Art Student’s ‘White Only,’ ‘Black Only’ Signs Cause Campus-Wide Alarm

Buffalo Sign White Only
Photo Courtesy: Twitter

BUFFALO, N.Y., Sept. 19 (UPI) — A New York graduate student has admitted to hanging up several signs on the campus of the State University of New York at Buffalo reading “white only” and “black only.”

Ashley Powell, a fine arts student at the university, reportedly announced her responsibility for the signs in front of over 70 concerned students during a Black Student Union meeting Wednesday night. In a statement submitted to the university’s news outlet, The Spectrum, Powell apologized for causing intense anxiety at her school, but refuses to shy away from her art.

“I apologize for the extreme trauma, fear, and actual hurt and pain these signs brought about,” Powell, a 25-year-old African American student, wrote. “I apologize if you were hurt, but I do not apologize for what I did. Once again, this is my art practice. My work directly involves black trauma and non-white suffering.

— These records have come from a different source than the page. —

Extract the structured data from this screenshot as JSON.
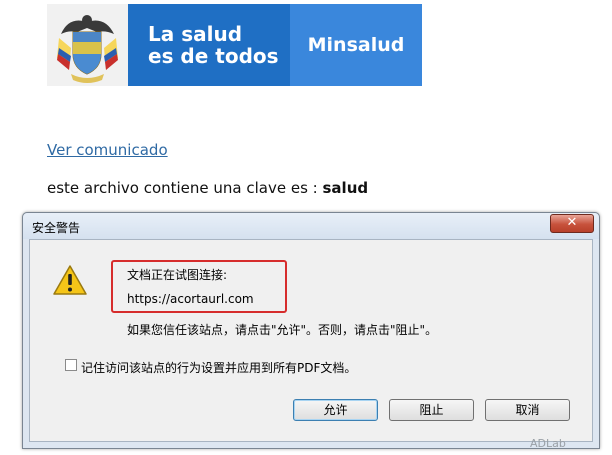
{
  "banner": {
    "line1": "La salud",
    "line2": "es de todos",
    "brand": "Minsalud",
    "seal_icon": "colombia-coat-of-arms",
    "colors": {
      "mid": "#1f6fc4",
      "right": "#3a87dc"
    }
  },
  "email": {
    "link_text": "Ver comunicado",
    "body_prefix": "este archivo contiene una clave es : ",
    "body_key": "salud"
  },
  "dialog": {
    "title": "安全警告",
    "close_label": "✕",
    "message_line1": "文档正在试图连接:",
    "url": "https://acortaurl.com",
    "message_line2": "如果您信任该站点，请点击\"允许\"。否则，请点击\"阻止\"。",
    "checkbox_label": "记住访问该站点的行为设置并应用到所有PDF文档。",
    "checkbox_checked": false,
    "buttons": {
      "allow": "允许",
      "block": "阻止",
      "cancel": "取消"
    },
    "warning_icon": "warning-icon",
    "highlight_color": "#d62c2c"
  },
  "watermark": "ADLab"
}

I do not believe that there can be social healing without first coming to terms with and expressing our own pain, rage, and trauma.”

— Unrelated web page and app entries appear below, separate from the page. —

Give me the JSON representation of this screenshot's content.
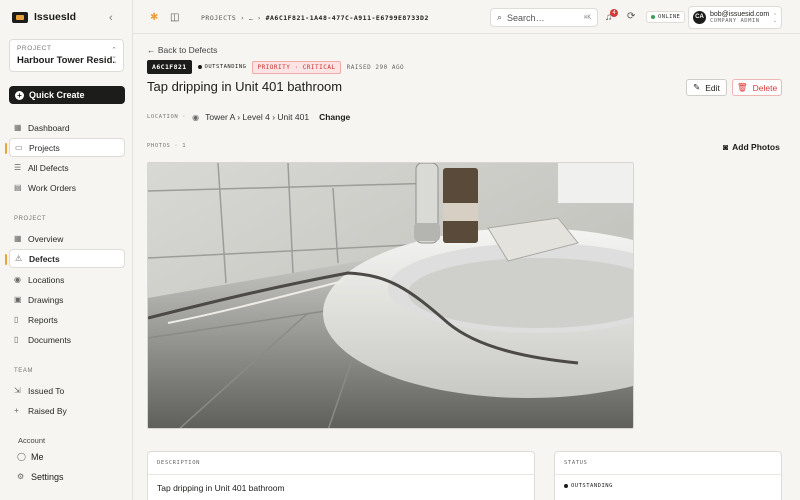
{
  "app": {
    "name": "IssuesId"
  },
  "sidebar": {
    "project_label": "PROJECT",
    "project_name": "Harbour Tower Resid...",
    "quick_create": "Quick Create",
    "main_items": [
      {
        "label": "Dashboard",
        "icon": "dashboard-icon"
      },
      {
        "label": "Projects",
        "icon": "folder-icon"
      },
      {
        "label": "All Defects",
        "icon": "list-icon"
      },
      {
        "label": "Work Orders",
        "icon": "clipboard-icon"
      }
    ],
    "project_section": "PROJECT",
    "project_items": [
      {
        "label": "Overview",
        "icon": "grid-icon"
      },
      {
        "label": "Defects",
        "icon": "alert-icon"
      },
      {
        "label": "Locations",
        "icon": "map-pin-icon"
      },
      {
        "label": "Drawings",
        "icon": "image-icon"
      },
      {
        "label": "Reports",
        "icon": "file-icon"
      },
      {
        "label": "Documents",
        "icon": "document-icon"
      }
    ],
    "team_section": "TEAM",
    "team_items": [
      {
        "label": "Issued To",
        "icon": "user-send-icon"
      },
      {
        "label": "Raised By",
        "icon": "user-plus-icon"
      }
    ],
    "account_section": "Account",
    "account_items": [
      {
        "label": "Me",
        "icon": "user-icon"
      },
      {
        "label": "Settings",
        "icon": "gear-icon"
      }
    ]
  },
  "topbar": {
    "crumb_projects": "PROJECTS",
    "crumb_sep": "›",
    "crumb_ellipsis": "…",
    "crumb_current": "#A6C1F821-1A48-477C-A911-E6799E8733D2",
    "search_placeholder": "Search…",
    "search_kbd": "⌘K",
    "notifications_count": "4",
    "online_label": "ONLINE",
    "user_initials": "CA",
    "user_email": "bob@issuesid.com",
    "user_role": "COMPANY ADMIN"
  },
  "defect": {
    "back_label": "Back to Defects",
    "id": "A6C1F821",
    "status": "OUTSTANDING",
    "priority": "PRIORITY · CRITICAL",
    "raised": "RAISED 290 AGO",
    "title": "Tap dripping in Unit 401 bathroom",
    "edit_label": "Edit",
    "delete_label": "Delete",
    "location_label": "LOCATION ·",
    "location_path": "Tower A › Level 4 › Unit 401",
    "change_label": "Change",
    "photos_label": "PHOTOS · 1",
    "add_photos_label": "Add Photos",
    "description_header": "DESCRIPTION",
    "description_text": "Tap dripping in Unit 401 bathroom",
    "status_header": "STATUS",
    "status_value": "OUTSTANDING"
  },
  "colors": {
    "accent": "#e9a23b",
    "danger": "#d43a3a",
    "online": "#3a9c55",
    "ink": "#1c1c1a"
  }
}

Powell reportedly posted 17 racially-charged signs within public spaces at the university including hallways, water fountains, benches and bathrooms. “The prompt for this project was to create an installation within 5 minutes walking distance from the CFA, which addresses ‘time.’ We were welcomed to address time in whichever way we interpret it and however we see fit,” Powell explained. “In this class, we are learning to finesse our articulation as artists, strengthen our voices, and unapologetically pursue our practice.”

Powell’s project — created for her Installation: Urban Spaces class — is reportedly called “Our Compliance” and aims “to expose white privilege.”

“Our society still actively maintains racist structures that benefit one group of people, and oppress another,” the Chicago-born artist explained. “Forty to fifty years ago, these structures were visibly apparent and physically graspable through the existence of signs that looked exactly like the signs I put up. Today these signs may no longer exist, but the system that they once reinforced still does.”

Four signs were reportedly removed by police officers, Chief Gerald Schoenle told Spectrum. On Friday, UB’s Associate Vice President for Media Relations John DellaContrada released a statement on behalf of the institution regarding the incident.

“We are committed to ensuring that the University at Buffalo is welcoming and supportive of all members of our community,” he wrote. “On a daily basis our faculty and students explore sensitive and difficult topics in an environment that values freedom of expression, and this week’s student art project is generating considerable dialogue.”

DellaContrada encouraged readers to discuss “how we negotiate the boundaries of academic freedom in a safe and inclusive environment that values freedom of expression and further builds a culture of inclusion.”


Please enter your comment!
Please enter your name here